The Japanese call it kuki, or atmosphere, the instinctive feeling that keeps a society together and headed in certain directions. In the West it is clearly disintegrating, both in politics and in the area of law and order. This is especially true for societies trying to assimilate minorities suffering low standards of living.
But even without this problem we would be in trouble. Too many people in our societies have learned how easy it is to ignore the kuki. They make a conscious and far from irrational decision that it is more enjoy
able or more profitable to break the law than to abide by it. In this situation the only answer is the Singapore answer-to make it much less enjoyable and less profitable.
Japan too could eventually suffer the same problem. It too is beginning to suffer from the first outbreaks of vandalism and shoplifting. Its gangsters decided long ago that they could make a better living from crime. And as we used to do in the West, the authorities turn a largely blind eye in the hope that the nuisance will go away.
Maybe it will go away. Maybe in Japan the sense of social togetherness will prove strong enough to cope. But in the West at least, that has not happened.
To date, we Westerners have liked to think that our freedoms and democracy represent an ideal that the rest of the world should aspire to. When the communist experiment collapsed, some of us even boasted about the “end of history.”
In fact, our particular model is highly transitory. Like the older civilizations that went ahead of us, we too will probably come to need authoritarianism and draconian punishments to keep our societies under control. The social contract, if it survives, becomes ideological rather than instinctive, as we see in Confucianist societies.
Some like to see Japan as a model which we can easily imitate. But Japan is where we have come from. Singapore is where we are headed, if we are lucky.
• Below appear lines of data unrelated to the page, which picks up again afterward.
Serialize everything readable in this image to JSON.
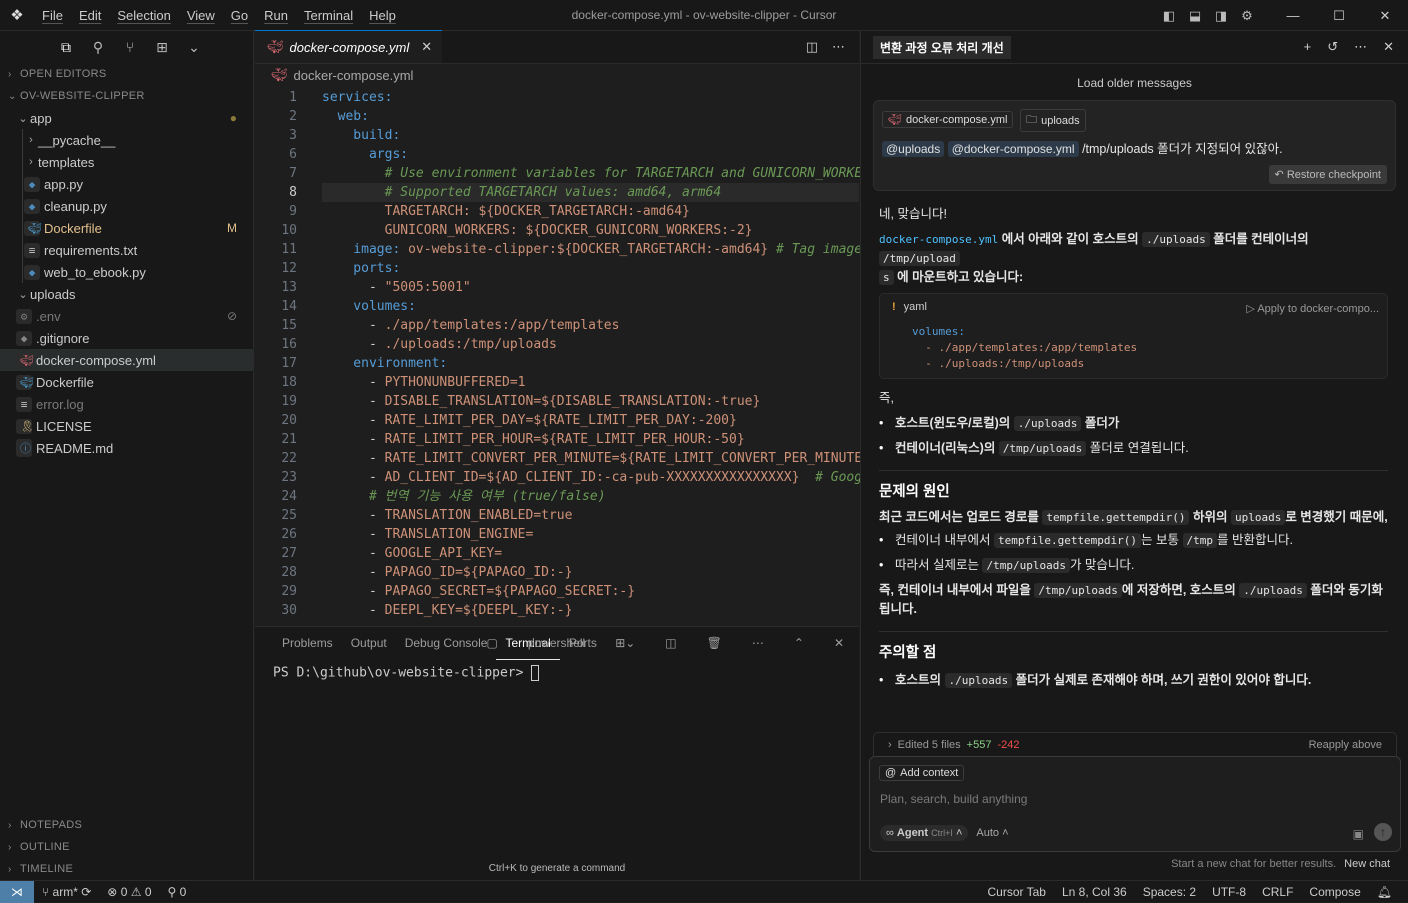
{
  "titlebar": {
    "menus": [
      "File",
      "Edit",
      "Selection",
      "View",
      "Go",
      "Run",
      "Terminal",
      "Help"
    ],
    "window_title": "docker-compose.yml - ov-website-clipper - Cursor"
  },
  "sidebar": {
    "open_editors": "OPEN EDITORS",
    "project": "OV-WEBSITE-CLIPPER",
    "tree": [
      {
        "label": "app",
        "type": "folder-open",
        "depth": 0,
        "badge": "●",
        "badge_color": "#8a7a3a",
        "color": "#cccccc"
      },
      {
        "label": "__pycache__",
        "type": "folder",
        "depth": 1
      },
      {
        "label": "templates",
        "type": "folder",
        "depth": 1
      },
      {
        "label": "app.py",
        "type": "file-py",
        "depth": 1
      },
      {
        "label": "cleanup.py",
        "type": "file-py",
        "depth": 1
      },
      {
        "label": "Dockerfile",
        "type": "file-docker",
        "depth": 1,
        "badge": "M",
        "badge_color": "#e2c08d",
        "color": "#e2c08d"
      },
      {
        "label": "requirements.txt",
        "type": "file-txt",
        "depth": 1
      },
      {
        "label": "web_to_ebook.py",
        "type": "file-py",
        "depth": 1
      },
      {
        "label": "uploads",
        "type": "folder-open",
        "depth": 0
      },
      {
        "label": ".env",
        "type": "file-gear",
        "depth": 0,
        "dim": true,
        "badge": "⊘"
      },
      {
        "label": ".gitignore",
        "type": "file-git",
        "depth": 0
      },
      {
        "label": "docker-compose.yml",
        "type": "file-compose",
        "depth": 0,
        "selected": true
      },
      {
        "label": "Dockerfile",
        "type": "file-docker",
        "depth": 0
      },
      {
        "label": "error.log",
        "type": "file-txt",
        "depth": 0,
        "dim": true
      },
      {
        "label": "LICENSE",
        "type": "file-license",
        "depth": 0
      },
      {
        "label": "README.md",
        "type": "file-info",
        "depth": 0
      }
    ],
    "bottom_sections": [
      "NOTEPADS",
      "OUTLINE",
      "TIMELINE"
    ]
  },
  "editor": {
    "tab_label": "docker-compose.yml",
    "breadcrumb": "docker-compose.yml",
    "current_line": 8,
    "lines": [
      {
        "n": "1",
        "segs": [
          {
            "t": "services:",
            "c": "k"
          }
        ]
      },
      {
        "n": "2",
        "segs": [
          {
            "t": "  web:",
            "c": "k"
          }
        ]
      },
      {
        "n": "3",
        "segs": [
          {
            "t": "    build:",
            "c": "k"
          }
        ]
      },
      {
        "n": "6",
        "segs": [
          {
            "t": "      args:",
            "c": "k"
          }
        ]
      },
      {
        "n": "7",
        "segs": [
          {
            "t": "        # Use environment variables for TARGETARCH and GUNICORN_WORKERS",
            "c": "c"
          }
        ]
      },
      {
        "n": "8",
        "segs": [
          {
            "t": "        # Supported TARGETARCH values: amd64, arm64",
            "c": "c"
          }
        ]
      },
      {
        "n": "9",
        "segs": [
          {
            "t": "        TARGETARCH: ${DOCKER_TARGETARCH:-amd64}",
            "c": "s"
          }
        ]
      },
      {
        "n": "10",
        "segs": [
          {
            "t": "        GUNICORN_WORKERS: ${DOCKER_GUNICORN_WORKERS:-2}",
            "c": "s"
          }
        ]
      },
      {
        "n": "11",
        "segs": [
          {
            "t": "    image: ",
            "c": "k"
          },
          {
            "t": "ov-website-clipper:${DOCKER_TARGETARCH:-amd64}",
            "c": "s"
          },
          {
            "t": " # Tag image",
            "c": "c"
          }
        ]
      },
      {
        "n": "12",
        "segs": [
          {
            "t": "    ports:",
            "c": "k"
          }
        ]
      },
      {
        "n": "13",
        "segs": [
          {
            "t": "      - ",
            "c": "p"
          },
          {
            "t": "\"5005:5001\"",
            "c": "s"
          }
        ]
      },
      {
        "n": "14",
        "segs": [
          {
            "t": "    volumes:",
            "c": "k"
          }
        ]
      },
      {
        "n": "15",
        "segs": [
          {
            "t": "      - ",
            "c": "p"
          },
          {
            "t": "./app/templates:/app/templates",
            "c": "s"
          }
        ]
      },
      {
        "n": "16",
        "segs": [
          {
            "t": "      - ",
            "c": "p"
          },
          {
            "t": "./uploads:/tmp/uploads",
            "c": "s"
          }
        ]
      },
      {
        "n": "17",
        "segs": [
          {
            "t": "    environment:",
            "c": "k"
          }
        ]
      },
      {
        "n": "18",
        "segs": [
          {
            "t": "      - ",
            "c": "p"
          },
          {
            "t": "PYTHONUNBUFFERED=1",
            "c": "s"
          }
        ]
      },
      {
        "n": "19",
        "segs": [
          {
            "t": "      - ",
            "c": "p"
          },
          {
            "t": "DISABLE_TRANSLATION=${DISABLE_TRANSLATION:-true}",
            "c": "s"
          }
        ]
      },
      {
        "n": "20",
        "segs": [
          {
            "t": "      - ",
            "c": "p"
          },
          {
            "t": "RATE_LIMIT_PER_DAY=${RATE_LIMIT_PER_DAY:-200}",
            "c": "s"
          }
        ]
      },
      {
        "n": "21",
        "segs": [
          {
            "t": "      - ",
            "c": "p"
          },
          {
            "t": "RATE_LIMIT_PER_HOUR=${RATE_LIMIT_PER_HOUR:-50}",
            "c": "s"
          }
        ]
      },
      {
        "n": "22",
        "segs": [
          {
            "t": "      - ",
            "c": "p"
          },
          {
            "t": "RATE_LIMIT_CONVERT_PER_MINUTE=${RATE_LIMIT_CONVERT_PER_MINUTE:",
            "c": "s"
          }
        ]
      },
      {
        "n": "23",
        "segs": [
          {
            "t": "      - ",
            "c": "p"
          },
          {
            "t": "AD_CLIENT_ID=${AD_CLIENT_ID:-ca-pub-XXXXXXXXXXXXXXXX}",
            "c": "s"
          },
          {
            "t": "  # Googl",
            "c": "c"
          }
        ]
      },
      {
        "n": "24",
        "segs": [
          {
            "t": "      # 번역 기능 사용 여부 (true/false)",
            "c": "c"
          }
        ]
      },
      {
        "n": "25",
        "segs": [
          {
            "t": "      - ",
            "c": "p"
          },
          {
            "t": "TRANSLATION_ENABLED=true",
            "c": "s"
          }
        ]
      },
      {
        "n": "26",
        "segs": [
          {
            "t": "      - ",
            "c": "p"
          },
          {
            "t": "TRANSLATION_ENGINE=",
            "c": "s"
          }
        ]
      },
      {
        "n": "27",
        "segs": [
          {
            "t": "      - ",
            "c": "p"
          },
          {
            "t": "GOOGLE_API_KEY=",
            "c": "s"
          }
        ]
      },
      {
        "n": "28",
        "segs": [
          {
            "t": "      - ",
            "c": "p"
          },
          {
            "t": "PAPAGO_ID=${PAPAGO_ID:-}",
            "c": "s"
          }
        ]
      },
      {
        "n": "29",
        "segs": [
          {
            "t": "      - ",
            "c": "p"
          },
          {
            "t": "PAPAGO_SECRET=${PAPAGO_SECRET:-}",
            "c": "s"
          }
        ]
      },
      {
        "n": "30",
        "segs": [
          {
            "t": "      - ",
            "c": "p"
          },
          {
            "t": "DEEPL_KEY=${DEEPL_KEY:-}",
            "c": "s"
          }
        ]
      }
    ]
  },
  "panel": {
    "tabs": [
      "Problems",
      "Output",
      "Debug Console",
      "Terminal",
      "Ports"
    ],
    "active_tab": "Terminal",
    "shell": "powershell",
    "prompt": "PS D:\\github\\ov-website-clipper> ",
    "hint": "Ctrl+K to generate a command"
  },
  "chat": {
    "title": "변환 과정 오류 처리 개선",
    "load_older": "Load older messages",
    "user_pills": [
      "docker-compose.yml",
      "uploads"
    ],
    "user_refs": [
      "@uploads",
      "@docker-compose.yml"
    ],
    "user_text": "/tmp/uploads 폴더가 지정되어 있잖아.",
    "restore": "Restore checkpoint",
    "a_intro": "네, 맞습니다!",
    "a_p1_file": "docker-compose.yml",
    "a_p1_mid": "에서 아래와 같이 호스트의",
    "a_p1_c1": "./uploads",
    "a_p1_mid2": "폴더를 컨테이너의",
    "a_p1_c2": "/tmp/upload",
    "a_p1_c2b": "s",
    "a_p1_end": "에 마운트하고 있습니다:",
    "code_lang": "yaml",
    "code_apply": "Apply to docker-compo...",
    "code_lines": [
      "volumes:",
      "  - ./app/templates:/app/templates",
      "  - ./uploads:/tmp/uploads"
    ],
    "a_jeuk": "즉,",
    "b1_pre": "호스트(윈도우/로컬)의",
    "b1_code": "./uploads",
    "b1_post": "폴더가",
    "b2_pre": "컨테이너(리눅스)의",
    "b2_code": "/tmp/uploads",
    "b2_post": "폴더로 연결됩니다.",
    "h_cause": "문제의 원인",
    "cause_pre": "최근 코드에서는 업로드 경로를",
    "cause_code1": "tempfile.gettempdir()",
    "cause_mid": "하위의",
    "cause_code2": "uploads",
    "cause_post": "로 변경했기 때문에,",
    "c1_pre": "컨테이너 내부에서",
    "c1_code1": "tempfile.gettempdir()",
    "c1_mid": "는 보통",
    "c1_code2": "/tmp",
    "c1_post": "를 반환합니다.",
    "c2_pre": "따라서 실제로는",
    "c2_code": "/tmp/uploads",
    "c2_post": "가 맞습니다.",
    "sum_pre": "즉, 컨테이너 내부에서 파일을",
    "sum_code1": "/tmp/uploads",
    "sum_mid": "에 저장하면, 호스트의",
    "sum_code2": "./uploads",
    "sum_post": "폴더와 동기화",
    "sum_end": "됩니다.",
    "h_note": "주의할 점",
    "n1_pre": "호스트의",
    "n1_code": "./uploads",
    "n1_post": "폴더가 실제로 존재해야 하며, 쓰기 권한이 있어야 합니다.",
    "edited": "Edited 5 files",
    "edited_add": "+557",
    "edited_del": "-242",
    "reapply": "Reapply above",
    "add_context": "Add context",
    "input_placeholder": "Plan, search, build anything",
    "mode": "Agent",
    "mode_key": "Ctrl+I",
    "model": "Auto",
    "foot_hint": "Start a new chat for better results.",
    "new_chat": "New chat"
  },
  "status": {
    "branch": "arm*",
    "errors": "0",
    "warnings": "0",
    "ports": "0",
    "items": [
      "Cursor Tab",
      "Ln 8, Col 36",
      "Spaces: 2",
      "UTF-8",
      "CRLF",
      "Compose"
    ]
  }
}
Gregory Clark is professor of Japanese studies at Sophia University in Tokyo.
Copyright 1994 Nihon Keizai Shimbun,
Inc. Reprinted with permission.